Tech #13: The Impact of Electronic Media

As far back as the Super 8, the idea was tossed around that the movie industry would become revolutionized by easy access to video cameras.  In a sense, the affordability of these hand held cameras did have an impact - primarily in the independent film "revolution" of the 1990s.  Clerks and The Blair Witch Project made millions (and are cash cows that are milked to this day) and neither would've been possible without affordable video equipment.

But this particular change in the movie industry isn't what interests me.  What blows my mind is the fact that special effects at the level of Transformers will soon be easily produced on your iPad! Imagine millions of pimply-faced pre-teens in their parent's basement making big-budget-looking sci-fi films... .will the landscape of the film industry be completely and irreversibly changed forever? I think the answer is absolutley yes.

I'm sure many of you are thinking, "Hold on there, partner. You still need a big budget to market the film." .....Well, stop thinking that. The possibility of making kick-ass films without an insane Hollywood budget can't help but revolutionize the industry, because amid the thousands of schmucks making ridiculous movies about bionic chainsaw wielding nymphos, there's bound to be the next George Lucas in the mix who would've never had the opportunity to see his or her artistic vision see the light of day.

This can't help but have a positive impact.  No longer will a writer or director's artistic vision be suffocated and destroyed by accountants and financiers without a creative or innovative bone in their bodies. (However, you can't help but wonder whether this will level the global playing field a bit, making Hollywood lose its edge over production studios without comparable access to giant wads of cash.)

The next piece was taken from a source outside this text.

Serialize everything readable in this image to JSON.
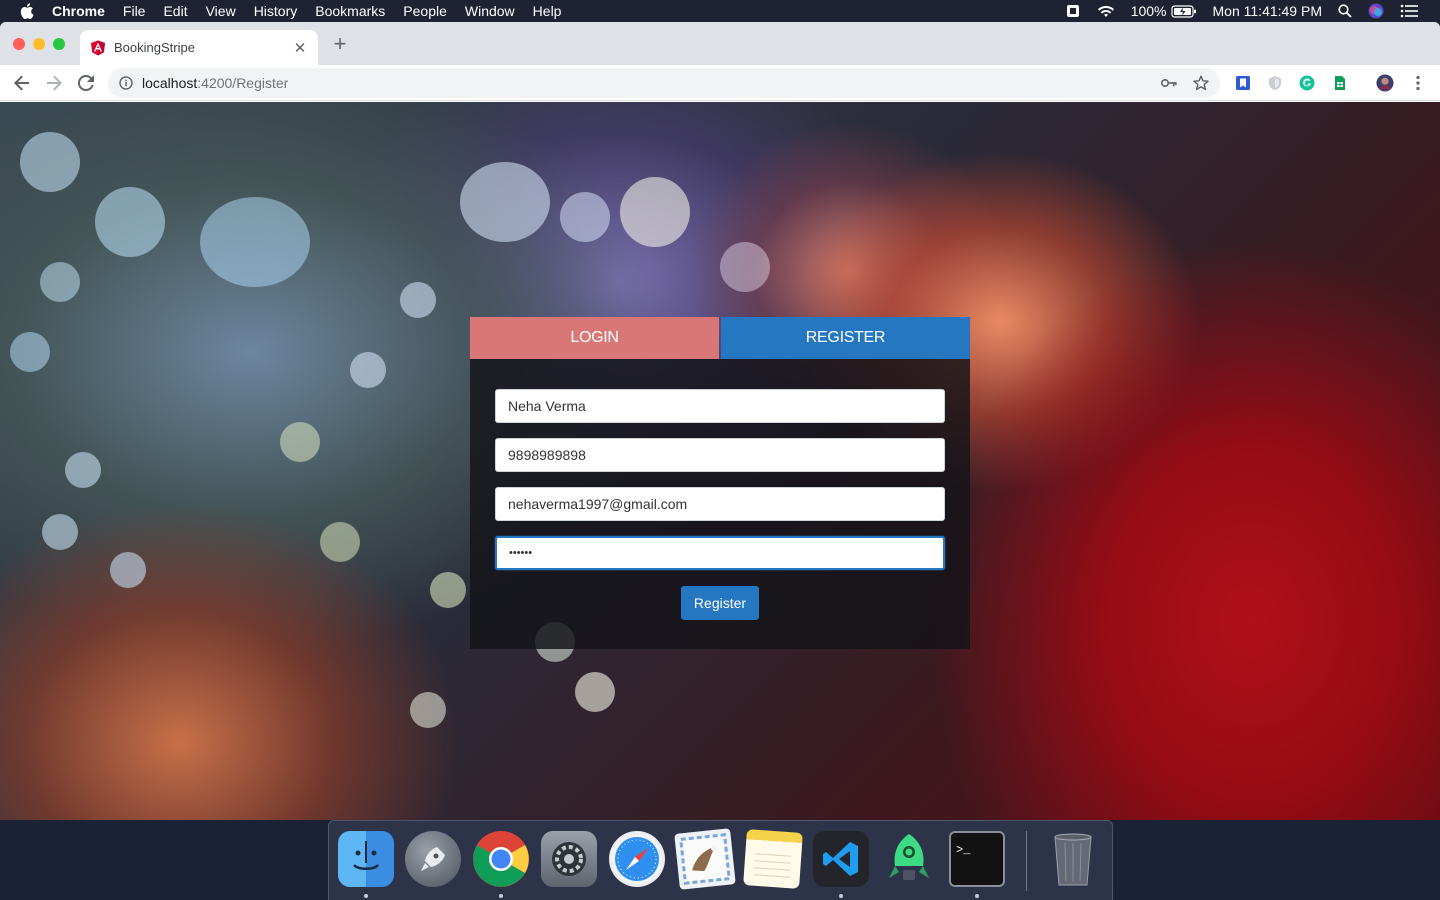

And for you naysayers out there, think about what new technologies have done to the print media.  Centuries old bastions of the printed word have been brought to their knees by cheap electronic substitutes.  Not too many years ago, I'd have to compose Retrospace on a typewriter (remember those once ubiquitous devices?) and make copies of it via carbon paper - and there'd be no pictures unless I got the notion to draw something with my trusty Bic pen.... or maybe grab some scissors and glue to apply some pictures hijacked from a newspaper or magazine.

Retrospace Headquarters circa 1973
But no matter how good it was, there'd be no way to get Retrospace to the masses.  I could labor for weeks over a single post, but still only be able to share it with a handful of people.  Without big financial backing or a monstrous signature loan, I'd be shit-outta-luck.

Fast forward to 2011, and I'm able to sit here leisurely typing and sipping my coffee and get this post out to tens of thousands of people in a matter of minutes.  If you'd have predicted this as late as, let's say, 1992, people would've pointed and laughed at you.  Not to brag, but rather to make my point clear: my entire staff is composed of one person (me); however, my circulation is literally ten times that of the local newspaper which employs hundreds of folks and spends millions on office space and equipment.  Go figure.

Heads up: I'm taking applications.
And a final thought for those still skeptical about whether tech can change the face of the film industry, I'll ask you to think on what's happened to TV news.  World events from the historic to the mundane are recorded with our phones; TV news crews have largely become obsolete. Now that news events are covered better via Twitter and blogs, it's been downright painful watching the "news leaders" struggle for significance.

The stations don't bother with actual footage and breaking headlines; instead, they rely on an endless stream of talking heads speculating, conjecturing, hypothesizing, and arguing.  When there's a riot in Cairo, a hundred cell phones already have the footage uploaded, and another thousand blogs and tweets are filling in the details.  Meanwhile, Fox News and CNN have special guests Kid Rock and Beyonce in what promises to be "unpredictable, lively, entertaining fun!"

Bottom Line: New technologies have been game changers in both the print media and TV news media; they have taken down long-time behemoths of their respective industries.  The same will happen in the film industry. Mark my words.  Gilligan has spoken.


  1. John Nolte has been saying this for a long time. He's now the editor at Big Hollywood.

    PS, love the picture of Junior and Lisa. I grew up watching Hee Haw every Saturday night at 6:00.

  2. Our nurse maid - yes we had a nurse maid, insisted on watching Hee Haw every Saturday night. Then, after we had endured an hour of that, she made us watch the Bobby Vinton show. It was only after the completion of these two terrible programs that were we allowed to watch what we wanted: The Carol Burnett Show and the The Bob Newhart Show. Now THAT was entertaining television.

  3. It's weird you've mentioned the riots in Cairo, because the talking heads have been talking about how social media like Twitter, Flickr, and Facebook really really helped facilitate the riots and revolts.
    PS, if there was an actual Retrospace office to put in applications to, I would. :)